3 May 2012
An indecently gifted and meticulous player, courted by every club in the land and divisive only among those who ran the game, which said everything about English football at the time. Hoddle, lanky and elegant, was the architectural leader in the centre of Tottenham Hotspur's midfield for more than ten years, gliding exquisite balls through daft angles and round impossible corners. Devoid of pace, he nonetheless had the capacity through hip turns and timed shimmies to leave defenders and goalkeepers on their backs, and his shooting, volleying and ability at dead balls simply had no equal anywhere in England, and probably Europe, at the time.

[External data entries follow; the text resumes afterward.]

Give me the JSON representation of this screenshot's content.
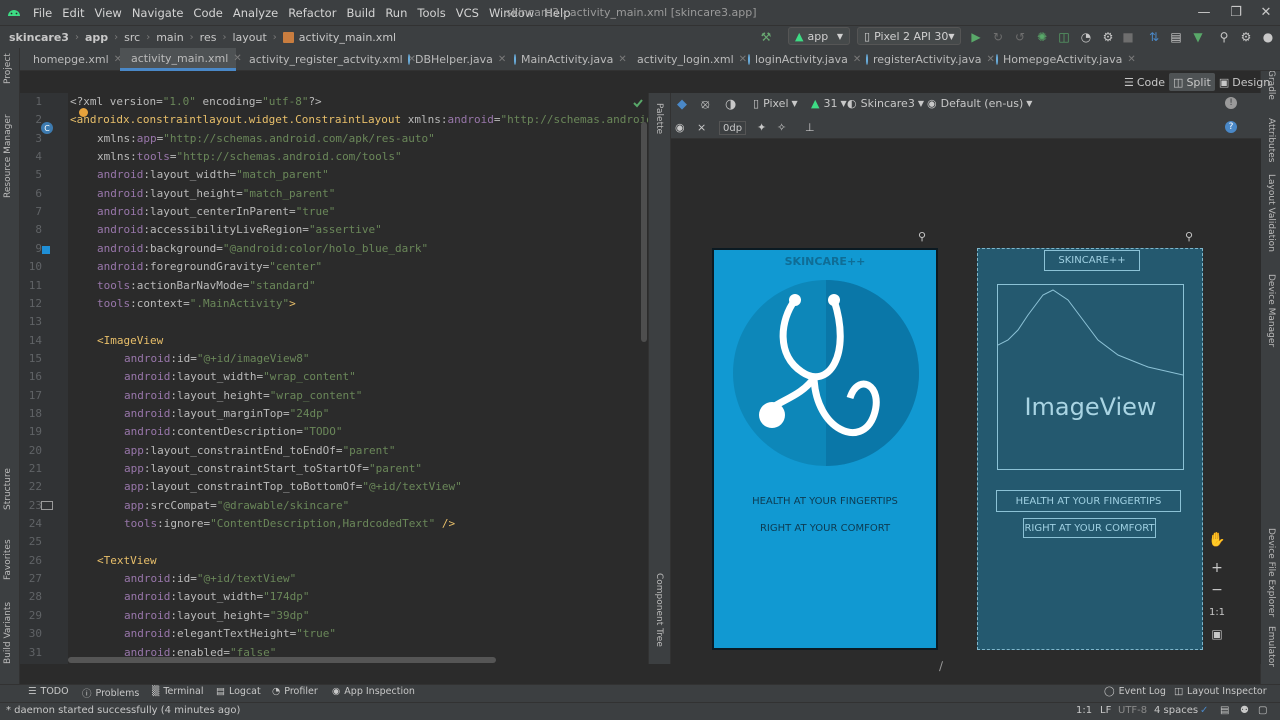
{
  "menu": {
    "items": [
      "File",
      "Edit",
      "View",
      "Navigate",
      "Code",
      "Analyze",
      "Refactor",
      "Build",
      "Run",
      "Tools",
      "VCS",
      "Window",
      "Help"
    ],
    "window_title": "skincare3 - activity_main.xml [skincare3.app]"
  },
  "breadcrumb": [
    "skincare3",
    "app",
    "src",
    "main",
    "res",
    "layout",
    "activity_main.xml"
  ],
  "toolbar": {
    "config_label": "app",
    "device_label": "Pixel 2 API 30"
  },
  "tabs": [
    {
      "label": "homepge.xml",
      "type": "xml"
    },
    {
      "label": "activity_main.xml",
      "type": "xml",
      "active": true
    },
    {
      "label": "activity_register_actvity.xml",
      "type": "xml"
    },
    {
      "label": "DBHelper.java",
      "type": "java"
    },
    {
      "label": "MainActivity.java",
      "type": "java"
    },
    {
      "label": "activity_login.xml",
      "type": "xml"
    },
    {
      "label": "loginActivity.java",
      "type": "java"
    },
    {
      "label": "registerActivity.java",
      "type": "java"
    },
    {
      "label": "HomepgeActivity.java",
      "type": "java"
    }
  ],
  "view_modes": {
    "code": "Code",
    "split": "Split",
    "design": "Design"
  },
  "left_tools": {
    "project": "Project",
    "resource_manager": "Resource Manager",
    "structure": "Structure",
    "favorites": "Favorites",
    "build_variants": "Build Variants"
  },
  "right_tools": {
    "gradle": "Gradle",
    "attributes": "Attributes",
    "layout_validation": "Layout Validation",
    "device_manager": "Device Manager",
    "device_file_explorer": "Device File Explorer",
    "emulator": "Emulator"
  },
  "design_panel": {
    "palette": "Palette",
    "component_tree": "Component Tree",
    "device": "Pixel",
    "api": "31",
    "theme": "Skincare3",
    "locale": "Default (en-us)",
    "margin": "0dp"
  },
  "preview": {
    "title": "SKINCARE++",
    "line1": "HEALTH AT YOUR FINGERTIPS",
    "line2": "RIGHT AT YOUR COMFORT",
    "blueprint_imageview": "ImageView",
    "blue_color": "#0f98d3"
  },
  "code_lines": [
    {
      "n": "1",
      "indent": 0,
      "parts": [
        [
          "prolog",
          "<?xml version="
        ],
        [
          "val",
          "\"1.0\""
        ],
        [
          "prolog",
          " encoding="
        ],
        [
          "val",
          "\"utf-8\""
        ],
        [
          "prolog",
          "?>"
        ]
      ]
    },
    {
      "n": "2",
      "indent": 0,
      "parts": [
        [
          "tag",
          "<androidx.constraintlayout.widget.ConstraintLayout "
        ],
        [
          "attr",
          "xmlns:"
        ],
        [
          "ns",
          "android"
        ],
        [
          "attr",
          "="
        ],
        [
          "val",
          "\"http://schemas.android"
        ]
      ]
    },
    {
      "n": "3",
      "indent": 1,
      "parts": [
        [
          "attr",
          "xmlns:"
        ],
        [
          "ns",
          "app"
        ],
        [
          "attr",
          "="
        ],
        [
          "val",
          "\"http://schemas.android.com/apk/res-auto\""
        ]
      ]
    },
    {
      "n": "4",
      "indent": 1,
      "parts": [
        [
          "attr",
          "xmlns:"
        ],
        [
          "ns",
          "tools"
        ],
        [
          "attr",
          "="
        ],
        [
          "val",
          "\"http://schemas.android.com/tools\""
        ]
      ]
    },
    {
      "n": "5",
      "indent": 1,
      "parts": [
        [
          "ns",
          "android"
        ],
        [
          "attr",
          ":layout_width="
        ],
        [
          "val",
          "\"match_parent\""
        ]
      ]
    },
    {
      "n": "6",
      "indent": 1,
      "parts": [
        [
          "ns",
          "android"
        ],
        [
          "attr",
          ":layout_height="
        ],
        [
          "val",
          "\"match_parent\""
        ]
      ]
    },
    {
      "n": "7",
      "indent": 1,
      "parts": [
        [
          "ns",
          "android"
        ],
        [
          "attr",
          ":layout_centerInParent="
        ],
        [
          "val",
          "\"true\""
        ]
      ]
    },
    {
      "n": "8",
      "indent": 1,
      "parts": [
        [
          "ns",
          "android"
        ],
        [
          "attr",
          ":accessibilityLiveRegion="
        ],
        [
          "val",
          "\"assertive\""
        ]
      ]
    },
    {
      "n": "9",
      "indent": 1,
      "parts": [
        [
          "ns",
          "android"
        ],
        [
          "attr",
          ":background="
        ],
        [
          "val",
          "\"@android:color/holo_blue_dark\""
        ]
      ]
    },
    {
      "n": "10",
      "indent": 1,
      "parts": [
        [
          "ns",
          "android"
        ],
        [
          "attr",
          ":foregroundGravity="
        ],
        [
          "val",
          "\"center\""
        ]
      ]
    },
    {
      "n": "11",
      "indent": 1,
      "parts": [
        [
          "ns",
          "tools"
        ],
        [
          "attr",
          ":actionBarNavMode="
        ],
        [
          "val",
          "\"standard\""
        ]
      ]
    },
    {
      "n": "12",
      "indent": 1,
      "parts": [
        [
          "ns",
          "tools"
        ],
        [
          "attr",
          ":context="
        ],
        [
          "val",
          "\".MainActivity\""
        ],
        [
          "tag",
          ">"
        ]
      ]
    },
    {
      "n": "13",
      "indent": 0,
      "parts": []
    },
    {
      "n": "14",
      "indent": 1,
      "parts": [
        [
          "tag",
          "<ImageView"
        ]
      ]
    },
    {
      "n": "15",
      "indent": 2,
      "parts": [
        [
          "ns",
          "android"
        ],
        [
          "attr",
          ":id="
        ],
        [
          "val",
          "\"@+id/imageView8\""
        ]
      ]
    },
    {
      "n": "16",
      "indent": 2,
      "parts": [
        [
          "ns",
          "android"
        ],
        [
          "attr",
          ":layout_width="
        ],
        [
          "val",
          "\"wrap_content\""
        ]
      ]
    },
    {
      "n": "17",
      "indent": 2,
      "parts": [
        [
          "ns",
          "android"
        ],
        [
          "attr",
          ":layout_height="
        ],
        [
          "val",
          "\"wrap_content\""
        ]
      ]
    },
    {
      "n": "18",
      "indent": 2,
      "parts": [
        [
          "ns",
          "android"
        ],
        [
          "attr",
          ":layout_marginTop="
        ],
        [
          "val",
          "\"24dp\""
        ]
      ]
    },
    {
      "n": "19",
      "indent": 2,
      "parts": [
        [
          "ns",
          "android"
        ],
        [
          "attr",
          ":contentDescription="
        ],
        [
          "val",
          "\"TODO\""
        ]
      ]
    },
    {
      "n": "20",
      "indent": 2,
      "parts": [
        [
          "ns",
          "app"
        ],
        [
          "attr",
          ":layout_constraintEnd_toEndOf="
        ],
        [
          "val",
          "\"parent\""
        ]
      ]
    },
    {
      "n": "21",
      "indent": 2,
      "parts": [
        [
          "ns",
          "app"
        ],
        [
          "attr",
          ":layout_constraintStart_toStartOf="
        ],
        [
          "val",
          "\"parent\""
        ]
      ]
    },
    {
      "n": "22",
      "indent": 2,
      "parts": [
        [
          "ns",
          "app"
        ],
        [
          "attr",
          ":layout_constraintTop_toBottomOf="
        ],
        [
          "val",
          "\"@+id/textView\""
        ]
      ]
    },
    {
      "n": "23",
      "indent": 2,
      "parts": [
        [
          "ns",
          "app"
        ],
        [
          "attr",
          ":srcCompat="
        ],
        [
          "val",
          "\"@drawable/skincare\""
        ]
      ]
    },
    {
      "n": "24",
      "indent": 2,
      "parts": [
        [
          "ns",
          "tools"
        ],
        [
          "attr",
          ":ignore="
        ],
        [
          "val",
          "\"ContentDescription,HardcodedText\""
        ],
        [
          "tag",
          " />"
        ]
      ]
    },
    {
      "n": "25",
      "indent": 0,
      "parts": []
    },
    {
      "n": "26",
      "indent": 1,
      "parts": [
        [
          "tag",
          "<TextView"
        ]
      ]
    },
    {
      "n": "27",
      "indent": 2,
      "parts": [
        [
          "ns",
          "android"
        ],
        [
          "attr",
          ":id="
        ],
        [
          "val",
          "\"@+id/textView\""
        ]
      ]
    },
    {
      "n": "28",
      "indent": 2,
      "parts": [
        [
          "ns",
          "android"
        ],
        [
          "attr",
          ":layout_width="
        ],
        [
          "val",
          "\"174dp\""
        ]
      ]
    },
    {
      "n": "29",
      "indent": 2,
      "parts": [
        [
          "ns",
          "android"
        ],
        [
          "attr",
          ":layout_height="
        ],
        [
          "val",
          "\"39dp\""
        ]
      ]
    },
    {
      "n": "30",
      "indent": 2,
      "parts": [
        [
          "ns",
          "android"
        ],
        [
          "attr",
          ":elegantTextHeight="
        ],
        [
          "val",
          "\"true\""
        ]
      ]
    },
    {
      "n": "31",
      "indent": 2,
      "parts": [
        [
          "ns",
          "android"
        ],
        [
          "attr",
          ":enabled="
        ],
        [
          "val",
          "\"false\""
        ]
      ]
    }
  ],
  "bottom_tools": [
    "TODO",
    "Problems",
    "Terminal",
    "Logcat",
    "Profiler",
    "App Inspection"
  ],
  "bottom_right_tools": [
    "Event Log",
    "Layout Inspector"
  ],
  "status": {
    "message": "* daemon started successfully (4 minutes ago)",
    "position": "1:1",
    "line_sep": "LF",
    "encoding": "UTF-8",
    "indent": "4 spaces"
  }
}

He should have been playing for England at 20 - his debut actually came at 22 - and he certainly should have been the first name on every Ron Greenwood and Bobby Robson teamsheet throughout the 1980s, with the side built to suit him, but this was cautious, percentage-obsessed England, and often he would be sitting on the bench while lesser thinkers and harder tacklers blundered around the midfield. Loyal to Tottenham but desperate to be tested in a footballing environment that suited him, his move to play on the continent got everyone's blessing, and at 30 he went to Monaco to be influenced by Arsène Wenger as both player and, eventually, coach. That the great French football icon of the era, Michel Platini, declared that Hoddle would have won more than 100 international caps had he been French (he ended up with 57 for England over nine years), says everything about how tremendous a player he was, and how our system refused to appreciate it.